  12. Still Twitter is overrated. Like running commentary on a TV show. Do you really care? Perhaps you do, but many people don’t. It has its uses, but they are mainly over-hyped.

  13. Great post, i’ll use some of these techniques when explaining the joys of Twitter to the uninitiated!

  14. Pingback: Quora
  15. Wow. What a response from people. Thank you very much for taking the time to read it and post a reply.

    To think I very nearly didn’t post this. When you use social media a lot some times you forget that so many people just don’t get it.

    It’s not always the big picture that allows for a Eureka moment. It’s the little thing.

    That I can use Twitter to check cricket scores when I was away from the TV and radio was MY own tipping point. A whole raft of other things followed.

    I think the trick is to make that little connection. That’s something that’s going to be different for everyone of us.

  16. Excellent post. One of the better introductions to Twitter value and purpose I’ve read. Straight from the keyboard. Pointed application verification. That you’re a GB based blogger and I’m in the US is validity in the technology. I found your blog via Twitter. The conversation begins. Continue.

  17. I’m not a huge Twitter user. I don’t follow a lot of people and my own followers are fewer still. Even so, I have found a lot of value in following others who are well read in my areas of interest, I can’t subscribe to (or read) everything but I have been pointed to some real gems by referral on Twitter.

  18. For me Twitter is all about the coffee.

    It’s the coffee you drink with colleagues during a break from work, where you discuss work stuff, but also discuss your commute into work, what you saw on TV last night, what bizarre thing you just saw, the weather.

    It’s the coffee you drink whilst browsing the web and when you find an interesting web site and you post the link to your blog, in an e-mail, on your VLE.

    It’s the coffee you drink in a coffee shop, where you’re reading the paper, reading a book, chatting.

    It’s the coffee you drink in the Library reading a journal, a book, writing stuff.

    It’s the coffee you drink with fellow delegates during a break or at lunch at a conference. Where you discuss the keynotes, the presentations, the workshops, where you are going next, your hotel, the food, the coffee, what you do, where you’re going, what gadgets you have in your gadget bag.

    Twitter is about these moments, but without the physical and geographical limitations.
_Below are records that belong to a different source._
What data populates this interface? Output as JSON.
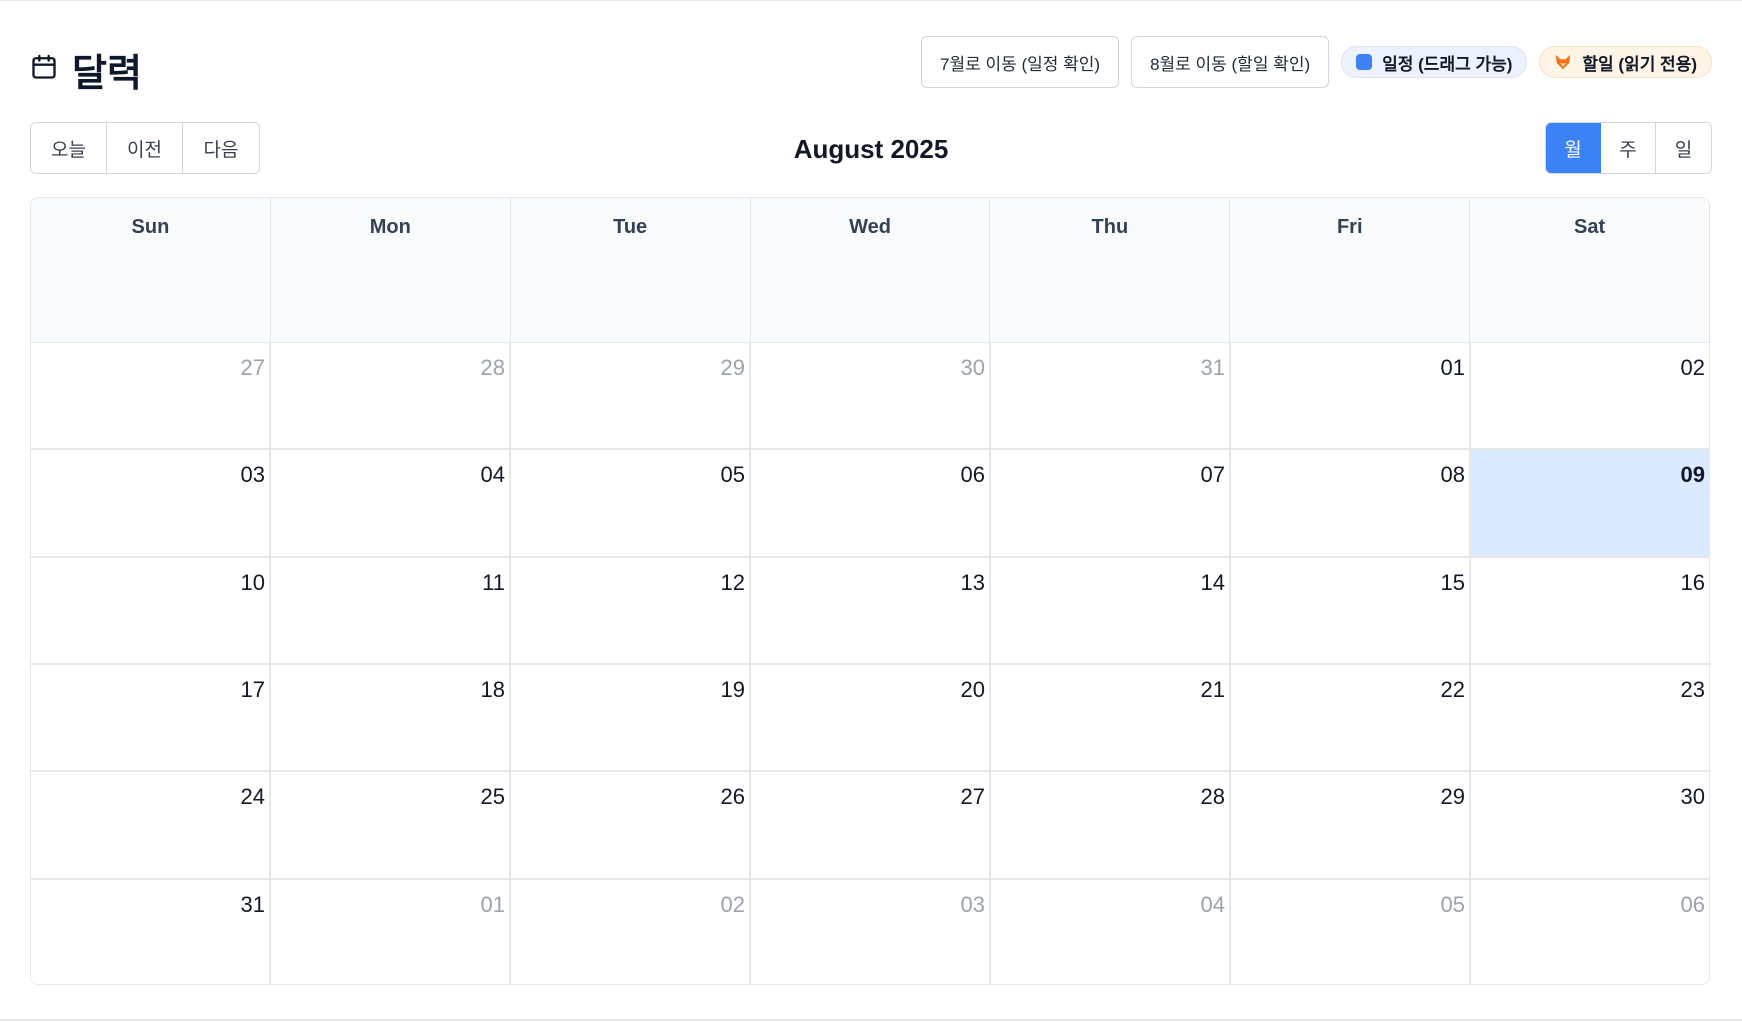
{
  "header": {
    "title": "달력",
    "buttons": {
      "july": "7월로 이동 (일정 확인)",
      "august": "8월로 이동 (할일 확인)"
    },
    "legend": {
      "events": "일정 (드래그 가능)",
      "todos": "할일 (읽기 전용)"
    }
  },
  "toolbar": {
    "today": "오늘",
    "prev": "이전",
    "next": "다음",
    "month_title": "August 2025",
    "views": {
      "month": "월",
      "week": "주",
      "day": "일",
      "active": "월"
    }
  },
  "calendar": {
    "weekdays": [
      "Sun",
      "Mon",
      "Tue",
      "Wed",
      "Thu",
      "Fri",
      "Sat"
    ],
    "today": "09",
    "weeks": [
      [
        {
          "d": "27",
          "other": true
        },
        {
          "d": "28",
          "other": true
        },
        {
          "d": "29",
          "other": true
        },
        {
          "d": "30",
          "other": true
        },
        {
          "d": "31",
          "other": true
        },
        {
          "d": "01"
        },
        {
          "d": "02"
        }
      ],
      [
        {
          "d": "03"
        },
        {
          "d": "04"
        },
        {
          "d": "05"
        },
        {
          "d": "06"
        },
        {
          "d": "07"
        },
        {
          "d": "08"
        },
        {
          "d": "09",
          "today": true
        }
      ],
      [
        {
          "d": "10"
        },
        {
          "d": "11"
        },
        {
          "d": "12"
        },
        {
          "d": "13"
        },
        {
          "d": "14"
        },
        {
          "d": "15"
        },
        {
          "d": "16"
        }
      ],
      [
        {
          "d": "17"
        },
        {
          "d": "18"
        },
        {
          "d": "19"
        },
        {
          "d": "20"
        },
        {
          "d": "21"
        },
        {
          "d": "22"
        },
        {
          "d": "23"
        }
      ],
      [
        {
          "d": "24"
        },
        {
          "d": "25"
        },
        {
          "d": "26"
        },
        {
          "d": "27"
        },
        {
          "d": "28"
        },
        {
          "d": "29"
        },
        {
          "d": "30"
        }
      ],
      [
        {
          "d": "31"
        },
        {
          "d": "01",
          "other": true
        },
        {
          "d": "02",
          "other": true
        },
        {
          "d": "03",
          "other": true
        },
        {
          "d": "04",
          "other": true
        },
        {
          "d": "05",
          "other": true
        },
        {
          "d": "06",
          "other": true
        }
      ]
    ]
  },
  "colors": {
    "accent": "#3b82f6",
    "today_bg": "#dbeafe",
    "event_legend": "#3b82f6",
    "todo_legend": "#f97316"
  },
  "icons": {
    "title": "calendar-icon",
    "events_legend": "blue-square-icon",
    "todos_legend": "fox-icon"
  }
}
Twitter also allows people from different institutions, different sectors, different organisations, different departments to share these moments.
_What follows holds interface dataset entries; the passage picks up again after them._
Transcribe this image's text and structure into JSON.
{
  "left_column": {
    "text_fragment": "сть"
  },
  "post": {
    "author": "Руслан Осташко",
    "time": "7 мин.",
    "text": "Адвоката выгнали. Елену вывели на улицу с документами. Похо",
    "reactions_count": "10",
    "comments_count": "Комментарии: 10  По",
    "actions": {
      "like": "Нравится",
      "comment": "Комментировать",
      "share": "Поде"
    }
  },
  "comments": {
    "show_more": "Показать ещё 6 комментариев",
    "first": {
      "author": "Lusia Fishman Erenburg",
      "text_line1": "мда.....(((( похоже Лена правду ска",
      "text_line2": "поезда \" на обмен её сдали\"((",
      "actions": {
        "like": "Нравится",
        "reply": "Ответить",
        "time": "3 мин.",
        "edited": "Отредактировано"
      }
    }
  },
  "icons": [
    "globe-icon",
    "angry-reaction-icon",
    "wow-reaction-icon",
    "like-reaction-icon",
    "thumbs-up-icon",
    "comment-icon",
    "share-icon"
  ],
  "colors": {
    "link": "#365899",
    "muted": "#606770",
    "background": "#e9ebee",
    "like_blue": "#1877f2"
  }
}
    When you decide to follow someone, ask yourself could you drink coffee with this person, would they drink coffee with you?
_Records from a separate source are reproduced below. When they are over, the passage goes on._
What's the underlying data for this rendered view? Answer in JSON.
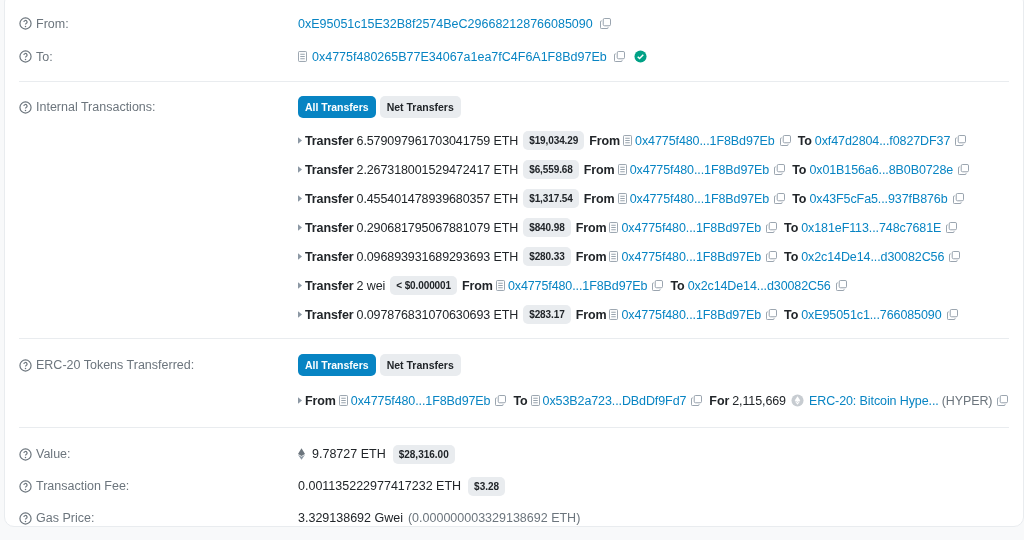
{
  "from": {
    "label": "From:",
    "address": "0xE95051c15E32B8f2574BeC296682128766085090"
  },
  "to": {
    "label": "To:",
    "address": "0x4775f480265B77E34067a1ea7fC4F6A1F8Bd97Eb",
    "verified": true
  },
  "internal_transactions": {
    "label": "Internal Transactions:",
    "tabs": [
      {
        "label": "All Transfers",
        "selected": true
      },
      {
        "label": "Net Transfers",
        "selected": false
      }
    ],
    "transfers": [
      {
        "label": "Transfer",
        "amount": "6.579097961703041759 ETH",
        "usd": "$19,034.29",
        "from_label": "From",
        "from": "0x4775f480...1F8Bd97Eb",
        "from_contract": true,
        "to_label": "To",
        "to": "0xf47d2804...f0827DF37",
        "to_contract": false
      },
      {
        "label": "Transfer",
        "amount": "2.267318001529472417 ETH",
        "usd": "$6,559.68",
        "from_label": "From",
        "from": "0x4775f480...1F8Bd97Eb",
        "from_contract": true,
        "to_label": "To",
        "to": "0x01B156a6...8B0B0728e",
        "to_contract": false
      },
      {
        "label": "Transfer",
        "amount": "0.455401478939680357 ETH",
        "usd": "$1,317.54",
        "from_label": "From",
        "from": "0x4775f480...1F8Bd97Eb",
        "from_contract": true,
        "to_label": "To",
        "to": "0x43F5cFa5...937fB876b",
        "to_contract": false
      },
      {
        "label": "Transfer",
        "amount": "0.290681795067881079 ETH",
        "usd": "$840.98",
        "from_label": "From",
        "from": "0x4775f480...1F8Bd97Eb",
        "from_contract": true,
        "to_label": "To",
        "to": "0x181eF113...748c7681E",
        "to_contract": false
      },
      {
        "label": "Transfer",
        "amount": "0.096893931689293693 ETH",
        "usd": "$280.33",
        "from_label": "From",
        "from": "0x4775f480...1F8Bd97Eb",
        "from_contract": true,
        "to_label": "To",
        "to": "0x2c14De14...d30082C56",
        "to_contract": false
      },
      {
        "label": "Transfer",
        "amount": "2 wei",
        "usd": "< $0.000001",
        "from_label": "From",
        "from": "0x4775f480...1F8Bd97Eb",
        "from_contract": true,
        "to_label": "To",
        "to": "0x2c14De14...d30082C56",
        "to_contract": false
      },
      {
        "label": "Transfer",
        "amount": "0.097876831070630693 ETH",
        "usd": "$283.17",
        "from_label": "From",
        "from": "0x4775f480...1F8Bd97Eb",
        "from_contract": true,
        "to_label": "To",
        "to": "0xE95051c1...766085090",
        "to_contract": false
      }
    ]
  },
  "erc20_tokens": {
    "label": "ERC-20 Tokens Transferred:",
    "tabs": [
      {
        "label": "All Transfers",
        "selected": true
      },
      {
        "label": "Net Transfers",
        "selected": false
      }
    ],
    "transfers": [
      {
        "from_label": "From",
        "from": "0x4775f480...1F8Bd97Eb",
        "from_contract": true,
        "to_label": "To",
        "to": "0x53B2a723...DBdDf9Fd7",
        "to_contract": true,
        "for_label": "For",
        "quantity": "2,115,669",
        "token": "ERC-20: Bitcoin Hype...",
        "symbol": "(HYPER)"
      }
    ]
  },
  "value": {
    "label": "Value:",
    "amount": "9.78727 ETH",
    "usd": "$28,316.00"
  },
  "transaction_fee": {
    "label": "Transaction Fee:",
    "amount": "0.001135222977417232 ETH",
    "usd": "$3.28"
  },
  "gas_price": {
    "label": "Gas Price:",
    "amount": "3.329138692 Gwei",
    "detail": "(0.000000003329138692 ETH)"
  }
}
    At the end of the day Twitter is all about the coffee.

    Excerpt from

  19. To the commenters who complain about the hype or about things it provides that they don’t think they would care about the content mentioned (e.g., Snooki’s whereabouts, TV Commentary) then don’t engage in those topics. If you’re interested in anything and like the internet, chances are you can find content that you find valuable/interesting/educational double quick.

    Back to the hype point, you don’t get 190+ Million active users ( based on hype, you have to deliver on your value proposition in order to do that. ~200 Million people (1/3 Facebook and growing); business people, protesters, activists, journalists, politicians, artists, entertainers, nerds, trendsetters, jetsetters, scientists, technologists, athletes, comedians, fathers, mothers, sons & daughters can’t all be wrong.

    Yes, there’s a lot of fluff on Twitter, but there’s also a whole hell of a lot of enriching, real-time, well-targeted information available at your fingertips. Used correctly, Twitter can make your consumption and understanding of internet content much more efficient than can you know without trying it.

  20. Pingback: The Dan Slee Blog

Leave a comment

Leave a Reply